Doctor reveals two vital steps for speeding up metabolism Illustrative photo (Photo: Freepik.com)
Author: Daria Shekina

The phenomenon of metabolic slowdown often manifests itself when the efficiency of muscle work increases at low-intensity loads. In other words, a person burns less energy than usual during activities such as walking or other low-intensity work.

How to speed up metabolism is explained by dietitian Oleg Shvets.

What to know about metabolism

This mechanism emerged during evolution, protecting humans from hunger. It helps conserve energy but simultaneously makes losing weight and maintaining results difficult.

Weight loss is accompanied by a decrease in TEE (total energy expenditure). To counteract this effect, one should increase active muscle activity to expend more energy. It's also important to try to increase muscle mass because more muscles perform more intense work.

Metabolism can be regulated and accelerated. The easiest thing to change and have the most control over in our bodies is PAEE (physical activity energy expenditure).

Muscles need anabolic power—a stimulus for recovery and muscle mass growth. This is provided by consuming beneficial protein sources such as lean chicken, fish, beef, and eggs, as well as whole grains, beans, nuts, tofu, and dairy products.

Older people over 60 need more protein for muscle mass formation than younger people.

How to speed up metabolism

The natural aging process leads to sarcopenia (loss of muscle mass). This results in muscles losing the ability to use protein and amino acids to repair damaged tissue. Research shows that older adults need to consume between 1.2 to 1.5 grams of protein per kilogram of body weight per day, while young people need 0.8 grams per kg.

Obesity is often caused by consuming large amounts of ultra-processed foods, leading to weight gain. Weight loss through diet, exercise, and medication works, but this weight loss is also accompanied by a decrease in TEE.

During weight loss, fat mass is primarily lost. Depending on the level of protein consumption and training, 20-50% of the total weight loss is muscle loss. Thus, high-protein diets and strength training may be beneficial for maintaining muscle mass and counteracting the decrease in TEE by supporting energy expenditure.

For older adults, an additional factor is the inability of muscles to use protein as an anabolic agent to protect muscle mass, requiring a higher protein intake.

When people lose weight, consuming protein and performing strength training exercises can speed up metabolism.

It's important to include strength and cardio training in your routine. If you find it difficult to train alone, go to the gym. If you prefer to train alone, choose biking or home workouts.

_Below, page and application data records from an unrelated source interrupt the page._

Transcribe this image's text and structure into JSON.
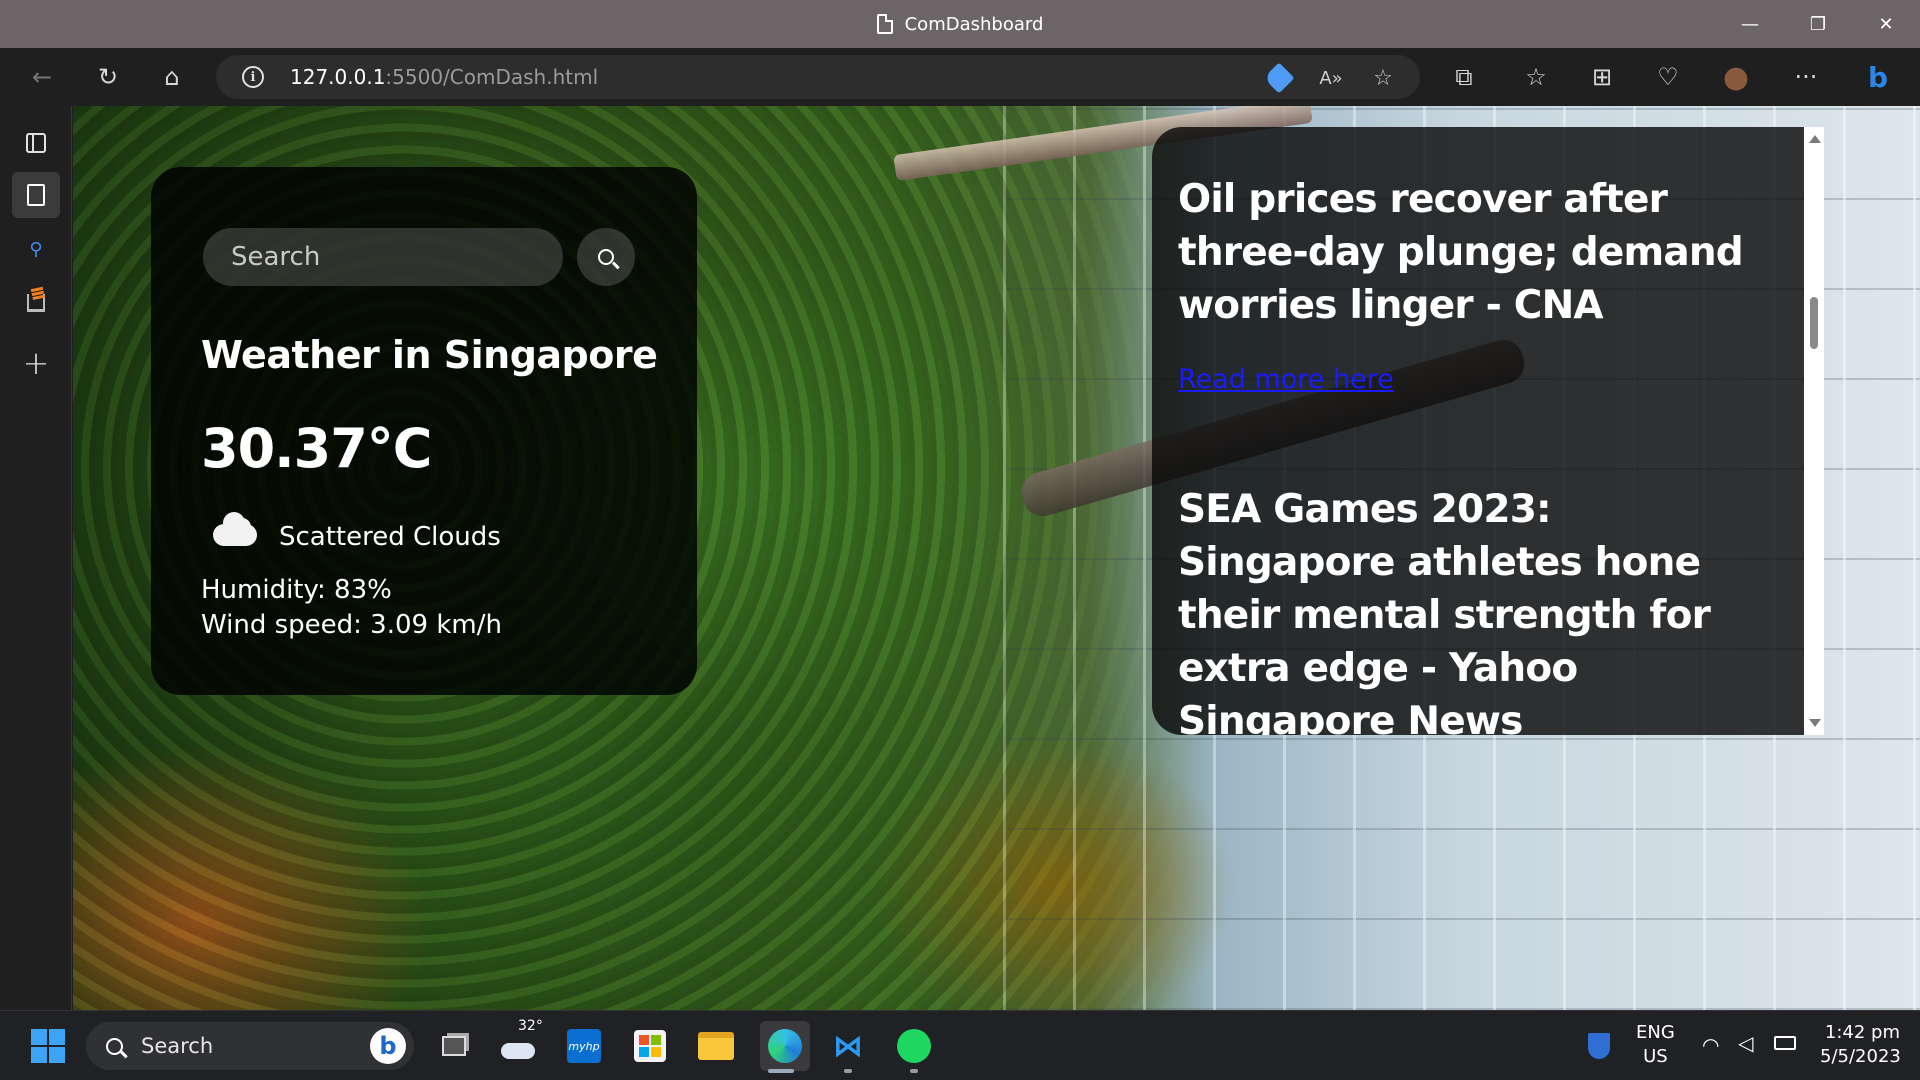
{
  "window": {
    "title": "ComDashboard",
    "controls": {
      "minimize": "—",
      "restore": "❐",
      "close": "✕"
    }
  },
  "nav": {
    "back_icon": "←",
    "refresh_icon": "↻",
    "home_icon": "⌂",
    "info_icon": "i",
    "url_host": "127.0.0.1",
    "url_rest": ":5500/ComDash.html",
    "read_aloud_icon": "A»",
    "add_fav_icon": "☆",
    "extensions_icon": "⧉",
    "favorites_icon": "☆",
    "collections_icon": "⊞",
    "health_icon": "♡",
    "profile_icon": "●",
    "more_icon": "···",
    "copilot_icon": "b"
  },
  "weather": {
    "search_placeholder": "Search",
    "city_line": "Weather in Singapore",
    "temperature": "30.37°C",
    "description": "Scattered Clouds",
    "humidity": "Humidity: 83%",
    "wind": "Wind speed: 3.09 km/h"
  },
  "news": {
    "items": [
      {
        "title": "Oil prices recover after three-day plunge; demand worries linger - CNA",
        "link": "Read more here"
      },
      {
        "title": "SEA Games 2023: Singapore athletes hone their mental strength for extra edge - Yahoo Singapore News",
        "link": ""
      }
    ]
  },
  "taskbar": {
    "search_label": "Search",
    "bing_icon": "b",
    "weather_temp": "32°",
    "myhp_label": "myhp",
    "lang_top": "ENG",
    "lang_bottom": "US",
    "time": "1:42 pm",
    "date": "5/5/2023"
  },
  "colors": {
    "accent": "#3c8ef3",
    "link": "#1a1aff",
    "titlebar": "#6b6567"
  }
}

The best and healthiest way to maintain a high metabolism is to consume healthy lean proteins and exercise. It is recommended to engage in 30-60 minutes of moderate to intense physical activity at least 5 times a week, as well as 20 minutes of strength training exercises targeting the arms, legs, and torso 2-3 times a week.

Earlier, we wrote about what to eat to stay healthy.

Read also about the unexpected factor that triggers weight gain.